Mercury Thermometer Exchange
Mercury Free Mercury thermometers are being phased out of most laboratories and hospitals and are being replaced with harmless alcohol based substitutes. Learn about Healthcare without Harm’s Making Medicine Mercury Free Program. The LabRATS team facilitates this transition through our Mercury Thermometer Exchange Program. By filling out an exchange form your lab can exchange your mercury thermometers for new spirit thermometers free of charge. Today’s spirit thermometers are accurate alternatives for most laboratory needs.
- Learn more information about the benefits of switching to alcohol based thermometers
- Learn more about other alternatives to mercury thermometers and their relative benefits
Costly Mercury Spills When mercury is spilled EH&S should be contacted immediately and no attempts should be made by lab personnel to clean up the spill. Spills not only consume EH&S employee’s time but also force the contaminated area of the lab to be unoccupied until the spill has been properly handled. EH&S estimates the clean up cost from mercury thermometer breakages to be $66 per thermometer or $134 per month not including environmental and human health impacts.
LabRATS collaborates with EH&S to remove unneeded mercury devices from campus. You may request an exchange when you request a hazardous waste pickup. We also will have thermometer exchange days in many of the buildings on campus during 2007-08. During these days lab occupants can bring their old mercury thermometer to the LabRATS station and be given a new spirit thermometer to replace it. Check out our calendar of upcoming exchange days and locations.
As part of our campaign, the LabRATS team is also looking for Barometers and McLeod gauges that are currently unused. While we do not offer an exchange for either of these devices there was recently a spill from an old barometer that had been left in a lab long past its use. The spill was so extensive that it took EH&S 10-20 hours to clean up. By disposing of unnecessary mercury based equipment in an appropriate and timely fashion, accidents like this can be avoided saving the University time and resources. There are non-mercury alternatives to barometers and vacuum gauges.
To further prevent mercury pollution and safeguard your lab make sure to follow this list of best management practices:
- Make a list of mercury-containing devices and reagents. Eliminate all nonessential mercury sources.
- Replace mercury devices with non-mercury substitutes when available.
- If you must use mercury thermometers for certain lab applications, make sure that they are Teflon coated to prevent spills when broken.
Avoid inhaling mercury vapors by working in a fume hood, or well ventilated area away from heat.
- Store mercury containing reagents and waste in tightly capped and shatter resistant containers away from sinks and drains.
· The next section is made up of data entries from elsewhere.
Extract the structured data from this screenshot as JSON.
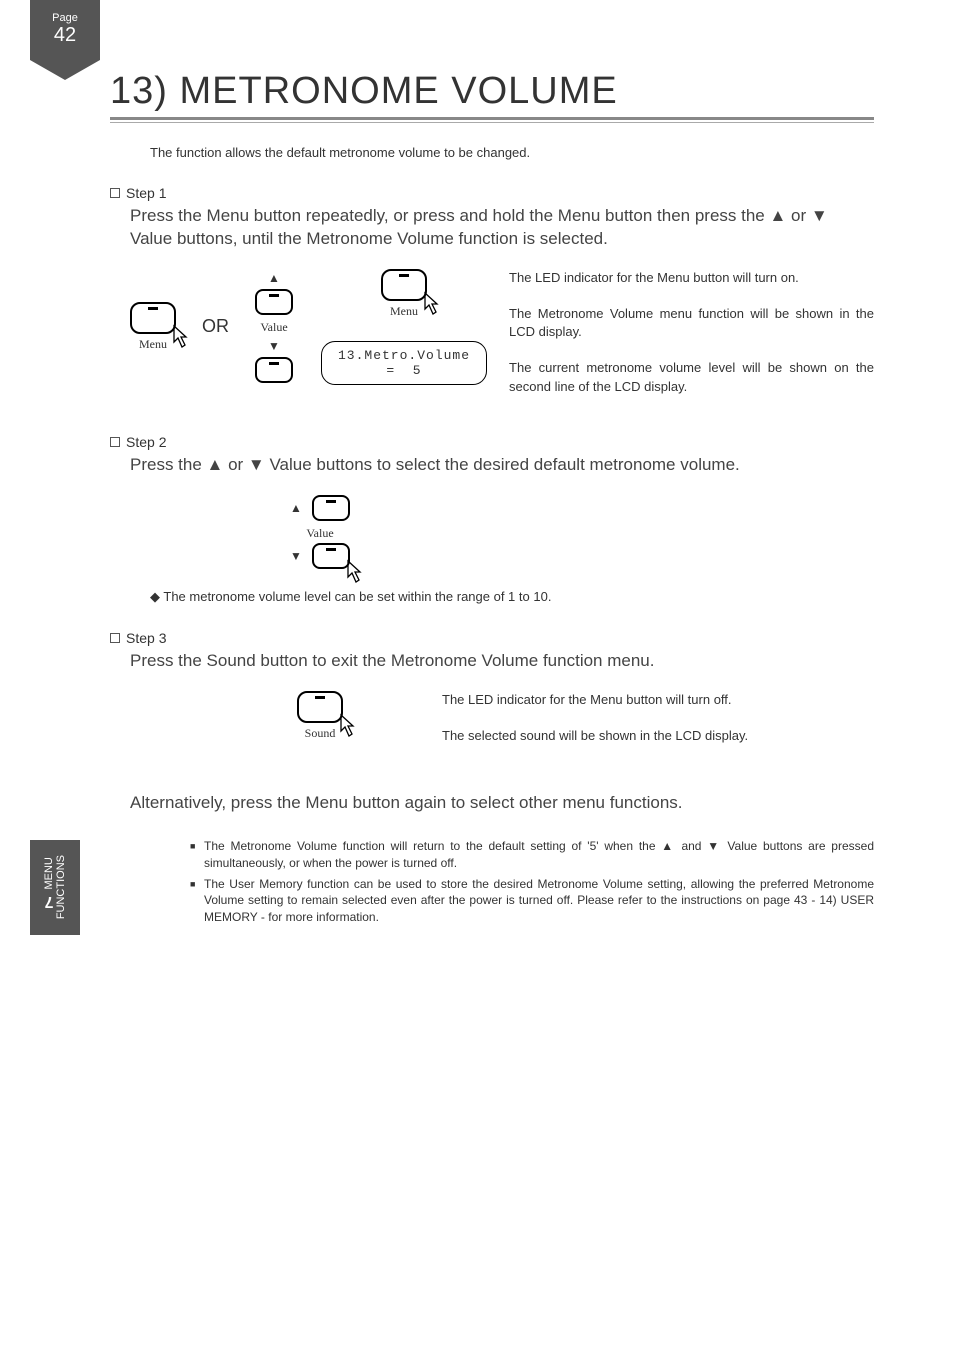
{
  "page": {
    "label": "Page",
    "number": "42"
  },
  "sidebar": {
    "section_number": "7",
    "line1": "MENU",
    "line2": "FUNCTIONS"
  },
  "title": "13) METRONOME VOLUME",
  "intro": "The function allows the default metronome volume to be changed.",
  "step1": {
    "heading": "Step 1",
    "desc": "Press the Menu button repeatedly, or press and hold the Menu button then press the ▲ or ▼ Value buttons, until the Metronome Volume function is selected.",
    "or_label": "OR",
    "btn_menu": "Menu",
    "btn_value": "Value",
    "lcd_line1": "13.Metro.Volume",
    "lcd_line2": "=  5",
    "note1": "The LED indicator for the Menu button will turn on.",
    "note2": "The Metronome Volume menu function will be shown in the LCD display.",
    "note3": "The current metronome volume level will be shown on the second line of the LCD display."
  },
  "step2": {
    "heading": "Step 2",
    "desc": "Press the ▲ or ▼ Value buttons to select the desired default metronome volume.",
    "btn_value": "Value",
    "note": "◆ The metronome volume level can be set within the range of 1 to 10."
  },
  "step3": {
    "heading": "Step 3",
    "desc": "Press the Sound button to exit the Metronome Volume function menu.",
    "btn_sound": "Sound",
    "note1": "The LED indicator for the Menu button will turn off.",
    "note2": "The selected sound will be shown in the LCD display."
  },
  "alt_desc": "Alternatively, press the Menu button again to select other menu functions.",
  "footnotes": {
    "n1": "The Metronome Volume function will return to the default setting of '5' when the ▲ and ▼ Value buttons are pressed simultaneously, or when the power is turned off.",
    "n2": "The User Memory function can be used to store the desired Metronome Volume setting, allowing the preferred Metronome Volume setting to remain selected even after the power is turned off.  Please refer to the instructions on page 43 - 14) USER MEMORY - for more information."
  }
}
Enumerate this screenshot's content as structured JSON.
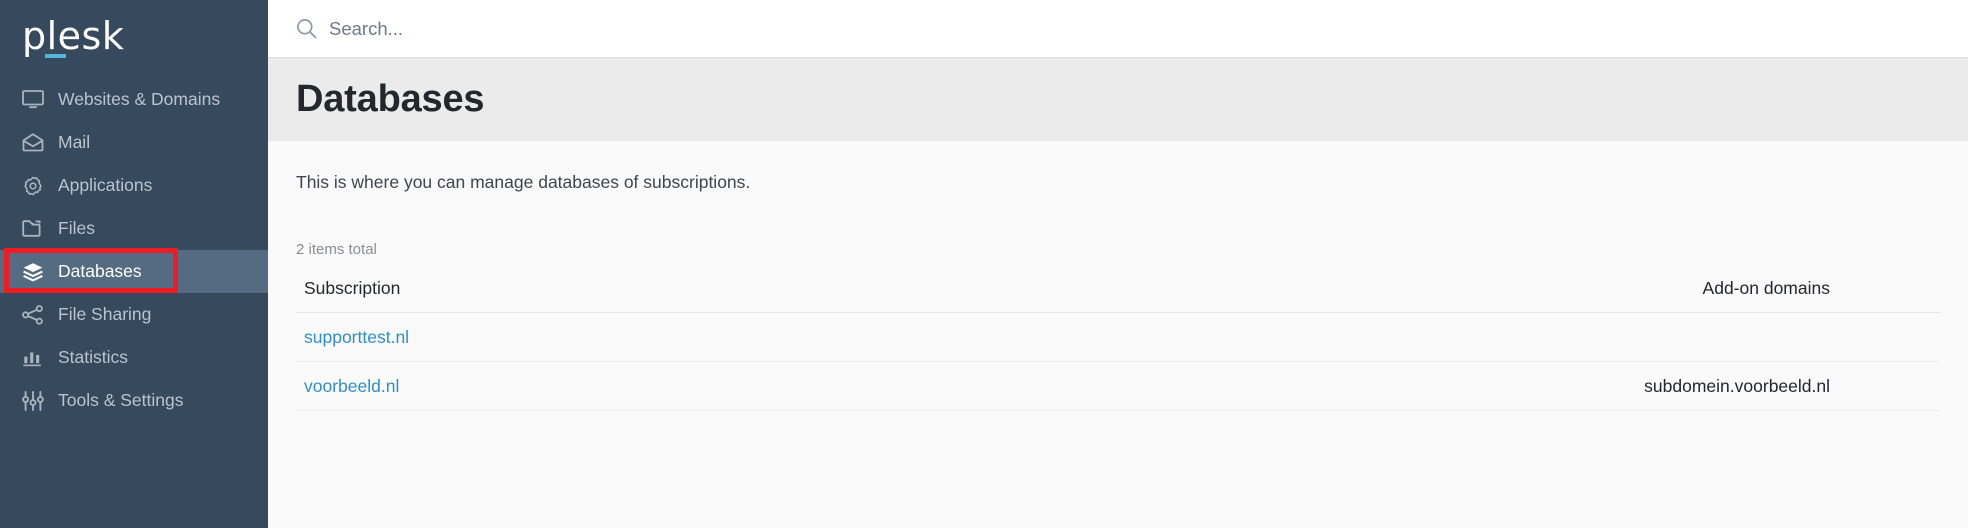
{
  "brand": {
    "logo_text": "plesk",
    "accent_color": "#53b6d8",
    "sidebar_color": "#37495c",
    "active_color": "#546b82",
    "annotation_color": "#ee1c25",
    "link_color": "#2f8fcc"
  },
  "sidebar": {
    "items": [
      {
        "label": "Websites & Domains",
        "icon": "monitor-icon",
        "active": false
      },
      {
        "label": "Mail",
        "icon": "envelope-icon",
        "active": false
      },
      {
        "label": "Applications",
        "icon": "gear-icon",
        "active": false
      },
      {
        "label": "Files",
        "icon": "folder-icon",
        "active": false
      },
      {
        "label": "Databases",
        "icon": "layers-icon",
        "active": true
      },
      {
        "label": "File Sharing",
        "icon": "share-nodes-icon",
        "active": false
      },
      {
        "label": "Statistics",
        "icon": "bar-chart-icon",
        "active": false
      },
      {
        "label": "Tools & Settings",
        "icon": "sliders-icon",
        "active": false
      }
    ]
  },
  "topbar": {
    "search": {
      "placeholder": "Search...",
      "value": "",
      "icon": "search-icon"
    }
  },
  "page": {
    "title": "Databases",
    "description": "This is where you can manage databases of subscriptions.",
    "items_total": "2 items total"
  },
  "table": {
    "columns": [
      {
        "key": "subscription",
        "label": "Subscription"
      },
      {
        "key": "addon",
        "label": "Add-on domains"
      }
    ],
    "rows": [
      {
        "subscription": "supporttest.nl",
        "addon": ""
      },
      {
        "subscription": "voorbeeld.nl",
        "addon": "subdomein.voorbeeld.nl"
      }
    ]
  }
}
- Prevent skin contact, especially when handing organic mercury compounds such as methylmercury. Organic-impermeable gloves are necessary to prevent accidental contact as happened to a Dartmouth faculty member in 1996.
Human Health Impacts
Mercury based thermometers have been used for hundreds of years to determine temperature. While extremely accurate, it is now known that mercury poses serious health risks for anyone exposed to it. Exposure to high levels of metallic, inorganic or organic mercury can permanently damage the brain, kidneys and developing fetus. In the laboratory setting mercury thermometers made of glass compromise safety because they can easily shatter and spread mercury around. Short-term exposure to high levels of metallic mercury vapors may cause effects including lung damage, nausea, vomiting, diarrhea, increases in blood pressure or heart rate, skin rashes, and eye irritation.
Environmental Health Impacts
In addition to the immediate human health concerns associated with mercury spills, there are substantial environmental concerns regarding the release of mercury into the water and air. Once in the environment, inorganic mercury is transformed to organic mercury (usually methylmercury) via bacteria. Methylmercury bioaccumulates in the muscle tissue of organisms at a much higher rate than it can be eliminated. It can build up in predator fish found at the top of the aquatic food chain to levels that are tens of thousands to millions of times above the level found in the surrounding waters. As a toxic air contaminant, mercury is perhaps the most widely distributed toxic metal in the world due to its ability to vaporize at ambient temperatures. Federal government scientists have estimated that elemental mercury vapor can remain airborne for up to one year and disperse world wide in that time.